Here’s the set up — Daniel (Zachary Booth) a handsome college grad in a dark suit has returned home to regroup and find a job while working on his first novel about his obsession: poet Frank O’Hara and O’Hara’s romance with his male roommate. Daniel is about to be interviewed by Linda (Tina Chilip) the outspoken Filipina owner of the bookstore he frequented as a child. The two have an edgy rapport; she takes a maternal shine to him, and he begins to feel uncomfortable. That first encounter turns out to be a blueprint for the trajectory of their relationship over the course of the play. She feels him out, he’s on his best behavior, he relaxes and reveals himself, so does she, they have an explosive argument,they make up, he’s hired, and they plot out a working relationship.
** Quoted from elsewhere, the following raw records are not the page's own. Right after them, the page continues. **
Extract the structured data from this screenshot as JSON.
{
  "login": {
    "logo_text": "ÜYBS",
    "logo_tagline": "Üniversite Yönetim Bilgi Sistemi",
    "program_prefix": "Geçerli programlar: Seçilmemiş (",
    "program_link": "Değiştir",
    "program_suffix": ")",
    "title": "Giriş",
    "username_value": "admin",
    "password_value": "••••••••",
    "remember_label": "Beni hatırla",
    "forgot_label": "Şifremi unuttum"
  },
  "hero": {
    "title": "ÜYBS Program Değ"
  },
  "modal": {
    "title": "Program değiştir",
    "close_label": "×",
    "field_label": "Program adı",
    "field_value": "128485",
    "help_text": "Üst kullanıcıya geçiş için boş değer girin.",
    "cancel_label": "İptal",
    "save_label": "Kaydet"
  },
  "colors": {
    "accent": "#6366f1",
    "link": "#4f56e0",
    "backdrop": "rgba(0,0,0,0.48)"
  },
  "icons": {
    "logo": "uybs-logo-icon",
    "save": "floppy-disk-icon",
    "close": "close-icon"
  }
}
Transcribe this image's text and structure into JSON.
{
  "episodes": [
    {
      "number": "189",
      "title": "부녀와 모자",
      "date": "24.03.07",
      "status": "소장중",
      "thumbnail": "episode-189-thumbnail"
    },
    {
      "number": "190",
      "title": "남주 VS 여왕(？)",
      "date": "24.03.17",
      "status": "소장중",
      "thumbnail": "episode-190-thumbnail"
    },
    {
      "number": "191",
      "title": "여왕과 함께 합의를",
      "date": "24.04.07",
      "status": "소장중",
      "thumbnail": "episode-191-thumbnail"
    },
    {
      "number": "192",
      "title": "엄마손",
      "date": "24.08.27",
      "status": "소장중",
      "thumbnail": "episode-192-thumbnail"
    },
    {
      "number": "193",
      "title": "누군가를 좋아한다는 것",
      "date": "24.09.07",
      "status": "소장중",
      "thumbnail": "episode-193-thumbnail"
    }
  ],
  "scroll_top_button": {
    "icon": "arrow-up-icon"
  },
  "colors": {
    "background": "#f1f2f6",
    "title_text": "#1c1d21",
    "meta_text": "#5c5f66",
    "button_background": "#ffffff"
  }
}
I hesitate to say much more specifically– the play hinges on its surprises and sometimes too neatly coincidental events. He’s writing a play that draws on some of his lived experience. Turns out, his past and hers are interconnected. The play actually telegraphs more than it should about this– I was unfortunately not surprised by the climactic revelation and sensed that most of the audience wasn’t either.
Still, the play percolates with sharp dialogue, quick shifts in dynamics– dramatic to comic (I will never forget the name Dick “Felcher.”) and potent insight about transgression and forgiveness; what self-hatred does to anyone marginalized by society; how it yokes together violence and eroticism (It did not escape me that the worst thing Daniel as a gay man could call a flamboyantly effeminate gay schoolmate whom he loathed, was A GIRL.); how parents unwittingly bully their children; how writers syphon off the lives of others in an attempt to understand themselves; how we deceive ourselves; and ultimately how the power of narrative and the creative process redeem our complex experiences as flawed human beings.
These performances are first rate. Zachary Booth is by turns sweet, smart, and cruel. We watch him morph moment to moment, from naive student, to assured cerebral writer, to wounded son, to hunky man on the make; our perceptions shift from who we think he is, to who he really is, and who he wants to be. The performance is fluid, transparent, and charismatic.
Tina Chilip navigates her role as mother, entrepreneur, divorcee, and immigrant daughter with aplomb even as her part becomes overly burdened with thematic explanations in the last third, as if the playwright wanted to be sure we GOT IT–and she’s going to give it to us. Nevertheless she too, is charismatic and compelling.
AFTER ALL THE TERRIBLE THINGS I DO— it’s a good thing to see this. At the BCA’s Calderwood Pavilion through June 21!